* [PROBLEM DESCRIPTION]:
Search the data for the word "icon" and copy every line where it occurs.

Interface dataset entries:
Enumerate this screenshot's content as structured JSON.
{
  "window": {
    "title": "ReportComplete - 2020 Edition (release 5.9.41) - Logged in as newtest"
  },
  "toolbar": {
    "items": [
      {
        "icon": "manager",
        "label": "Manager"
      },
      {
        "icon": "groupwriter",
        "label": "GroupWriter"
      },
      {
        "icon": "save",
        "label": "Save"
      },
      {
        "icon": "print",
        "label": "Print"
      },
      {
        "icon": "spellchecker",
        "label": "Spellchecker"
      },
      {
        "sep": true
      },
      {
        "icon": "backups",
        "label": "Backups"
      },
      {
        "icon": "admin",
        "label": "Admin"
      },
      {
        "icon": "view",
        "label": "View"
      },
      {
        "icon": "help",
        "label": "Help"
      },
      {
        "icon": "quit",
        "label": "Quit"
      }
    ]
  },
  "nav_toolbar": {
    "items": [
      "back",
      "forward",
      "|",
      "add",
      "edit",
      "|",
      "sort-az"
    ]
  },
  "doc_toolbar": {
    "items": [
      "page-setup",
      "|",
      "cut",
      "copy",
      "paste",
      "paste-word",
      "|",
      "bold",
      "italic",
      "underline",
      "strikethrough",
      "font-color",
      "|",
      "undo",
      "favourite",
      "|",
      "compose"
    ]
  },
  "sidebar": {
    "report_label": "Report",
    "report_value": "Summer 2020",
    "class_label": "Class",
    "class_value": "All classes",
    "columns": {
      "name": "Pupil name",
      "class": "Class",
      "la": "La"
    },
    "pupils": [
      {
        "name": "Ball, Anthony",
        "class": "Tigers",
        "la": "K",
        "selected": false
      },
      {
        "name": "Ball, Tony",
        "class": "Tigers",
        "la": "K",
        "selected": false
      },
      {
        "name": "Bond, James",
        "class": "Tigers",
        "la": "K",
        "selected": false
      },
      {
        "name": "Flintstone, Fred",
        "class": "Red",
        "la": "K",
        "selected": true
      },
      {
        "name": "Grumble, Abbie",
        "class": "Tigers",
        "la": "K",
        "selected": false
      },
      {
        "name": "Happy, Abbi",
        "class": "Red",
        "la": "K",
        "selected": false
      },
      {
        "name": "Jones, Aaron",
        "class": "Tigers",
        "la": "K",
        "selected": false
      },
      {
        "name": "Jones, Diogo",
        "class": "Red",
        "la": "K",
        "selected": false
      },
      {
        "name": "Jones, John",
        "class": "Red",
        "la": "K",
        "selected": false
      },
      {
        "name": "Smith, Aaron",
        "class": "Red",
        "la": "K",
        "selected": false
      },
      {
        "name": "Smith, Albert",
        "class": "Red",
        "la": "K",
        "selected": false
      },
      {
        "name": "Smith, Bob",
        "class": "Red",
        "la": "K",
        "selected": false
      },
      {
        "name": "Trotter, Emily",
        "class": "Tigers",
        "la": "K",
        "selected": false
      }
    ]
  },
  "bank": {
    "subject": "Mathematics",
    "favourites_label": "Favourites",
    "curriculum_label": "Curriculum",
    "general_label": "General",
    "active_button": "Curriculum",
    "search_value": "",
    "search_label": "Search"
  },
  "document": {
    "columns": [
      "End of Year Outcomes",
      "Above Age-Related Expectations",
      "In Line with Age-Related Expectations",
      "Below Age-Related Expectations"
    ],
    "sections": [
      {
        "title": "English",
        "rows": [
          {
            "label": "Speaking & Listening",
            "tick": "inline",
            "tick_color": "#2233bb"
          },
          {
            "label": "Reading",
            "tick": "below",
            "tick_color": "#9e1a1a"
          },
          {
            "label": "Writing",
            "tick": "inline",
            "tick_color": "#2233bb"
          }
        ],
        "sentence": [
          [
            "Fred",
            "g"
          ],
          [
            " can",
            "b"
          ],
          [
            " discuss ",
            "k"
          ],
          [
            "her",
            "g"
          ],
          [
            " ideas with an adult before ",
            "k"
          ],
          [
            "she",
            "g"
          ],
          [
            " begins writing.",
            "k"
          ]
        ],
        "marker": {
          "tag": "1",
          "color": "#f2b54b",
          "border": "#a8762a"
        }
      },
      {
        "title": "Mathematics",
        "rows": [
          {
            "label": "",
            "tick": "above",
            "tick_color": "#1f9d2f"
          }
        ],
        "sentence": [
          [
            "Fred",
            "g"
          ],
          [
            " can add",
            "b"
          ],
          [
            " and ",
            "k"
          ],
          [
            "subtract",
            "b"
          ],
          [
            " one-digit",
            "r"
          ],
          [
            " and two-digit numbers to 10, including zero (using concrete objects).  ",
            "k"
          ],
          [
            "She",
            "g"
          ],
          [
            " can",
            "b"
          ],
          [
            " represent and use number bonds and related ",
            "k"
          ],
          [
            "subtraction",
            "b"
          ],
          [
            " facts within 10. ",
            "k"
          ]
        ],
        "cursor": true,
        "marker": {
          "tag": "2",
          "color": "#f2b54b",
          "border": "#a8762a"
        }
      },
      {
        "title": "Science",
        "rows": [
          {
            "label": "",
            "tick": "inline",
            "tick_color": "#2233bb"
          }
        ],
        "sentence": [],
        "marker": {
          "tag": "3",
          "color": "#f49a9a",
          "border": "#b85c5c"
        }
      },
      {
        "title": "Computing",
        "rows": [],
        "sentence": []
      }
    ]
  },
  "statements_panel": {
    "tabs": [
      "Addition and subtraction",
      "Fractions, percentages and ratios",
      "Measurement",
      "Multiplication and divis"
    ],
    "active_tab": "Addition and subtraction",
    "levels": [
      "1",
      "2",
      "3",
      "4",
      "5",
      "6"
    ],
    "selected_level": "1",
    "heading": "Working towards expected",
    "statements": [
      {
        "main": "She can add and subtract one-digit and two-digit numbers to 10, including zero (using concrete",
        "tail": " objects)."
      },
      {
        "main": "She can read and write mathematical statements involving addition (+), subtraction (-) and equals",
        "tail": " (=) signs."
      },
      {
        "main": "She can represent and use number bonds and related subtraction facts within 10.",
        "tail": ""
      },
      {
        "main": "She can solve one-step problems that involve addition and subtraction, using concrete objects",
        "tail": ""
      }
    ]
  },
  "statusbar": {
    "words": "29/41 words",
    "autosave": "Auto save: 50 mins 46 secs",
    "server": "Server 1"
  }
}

* [SOLUTION]:
        "icon": "manager",
        "icon": "groupwriter",
        "icon": "save",
        "icon": "print",
        "icon": "spellchecker",
        "icon": "backups",
        "icon": "admin",
        "icon": "view",
        "icon": "help",
        "icon": "quit",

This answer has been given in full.